Exercise directions: Gather all lines with "body" from the records.

Supplied data:
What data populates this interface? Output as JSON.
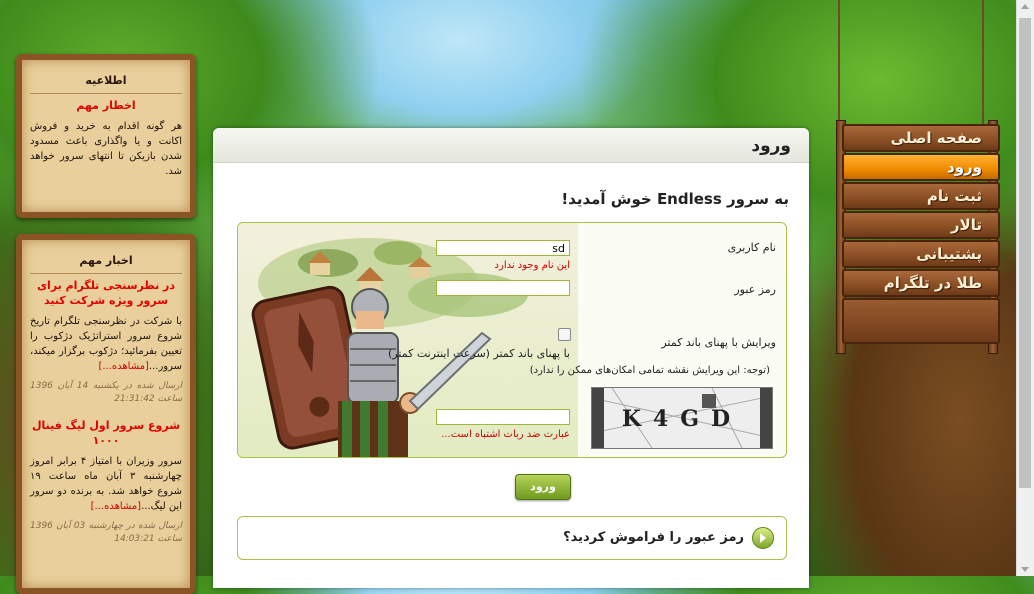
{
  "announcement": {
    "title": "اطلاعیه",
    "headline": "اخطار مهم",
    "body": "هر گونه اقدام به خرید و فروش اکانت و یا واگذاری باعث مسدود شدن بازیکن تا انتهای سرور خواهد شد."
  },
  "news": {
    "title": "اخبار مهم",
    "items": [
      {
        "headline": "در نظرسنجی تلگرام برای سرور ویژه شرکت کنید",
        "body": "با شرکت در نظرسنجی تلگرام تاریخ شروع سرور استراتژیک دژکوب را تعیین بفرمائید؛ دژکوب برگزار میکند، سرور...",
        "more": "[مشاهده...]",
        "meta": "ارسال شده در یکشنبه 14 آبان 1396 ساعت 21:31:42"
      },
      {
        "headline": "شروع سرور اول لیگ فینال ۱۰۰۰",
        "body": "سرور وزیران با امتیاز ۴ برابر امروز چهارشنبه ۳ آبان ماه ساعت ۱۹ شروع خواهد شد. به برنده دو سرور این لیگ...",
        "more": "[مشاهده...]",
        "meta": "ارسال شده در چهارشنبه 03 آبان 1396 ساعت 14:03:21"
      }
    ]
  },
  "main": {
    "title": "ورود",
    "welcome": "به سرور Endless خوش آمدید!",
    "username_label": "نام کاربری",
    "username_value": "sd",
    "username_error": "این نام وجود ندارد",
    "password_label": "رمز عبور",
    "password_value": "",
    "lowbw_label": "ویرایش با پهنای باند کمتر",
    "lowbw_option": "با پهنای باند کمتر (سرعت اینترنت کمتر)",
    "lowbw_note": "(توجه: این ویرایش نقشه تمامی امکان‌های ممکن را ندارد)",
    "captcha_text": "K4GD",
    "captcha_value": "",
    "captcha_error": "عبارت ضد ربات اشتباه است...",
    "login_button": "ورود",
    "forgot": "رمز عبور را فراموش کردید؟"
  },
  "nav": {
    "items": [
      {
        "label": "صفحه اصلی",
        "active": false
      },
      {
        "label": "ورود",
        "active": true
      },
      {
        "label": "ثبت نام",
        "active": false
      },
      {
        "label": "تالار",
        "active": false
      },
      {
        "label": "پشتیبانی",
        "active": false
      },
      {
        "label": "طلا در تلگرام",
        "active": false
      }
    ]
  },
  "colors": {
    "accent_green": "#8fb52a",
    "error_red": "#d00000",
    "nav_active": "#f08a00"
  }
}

Answer to the exercise:
    "body": "هر گونه اقدام به خرید و فروش اکانت و یا واگذاری باعث مسدود شدن بازیکن تا انتهای سرور خواهد شد."
        "body": "با شرکت در نظرسنجی تلگرام تاریخ شروع سرور استراتژیک دژکوب را تعیین بفرمائید؛ دژکوب برگزار میکند، سرور...",
        "body": "سرور وزیران با امتیاز ۴ برابر امروز چهارشنبه ۳ آبان ماه ساعت ۱۹ شروع خواهد شد. به برنده دو سرور این لیگ...",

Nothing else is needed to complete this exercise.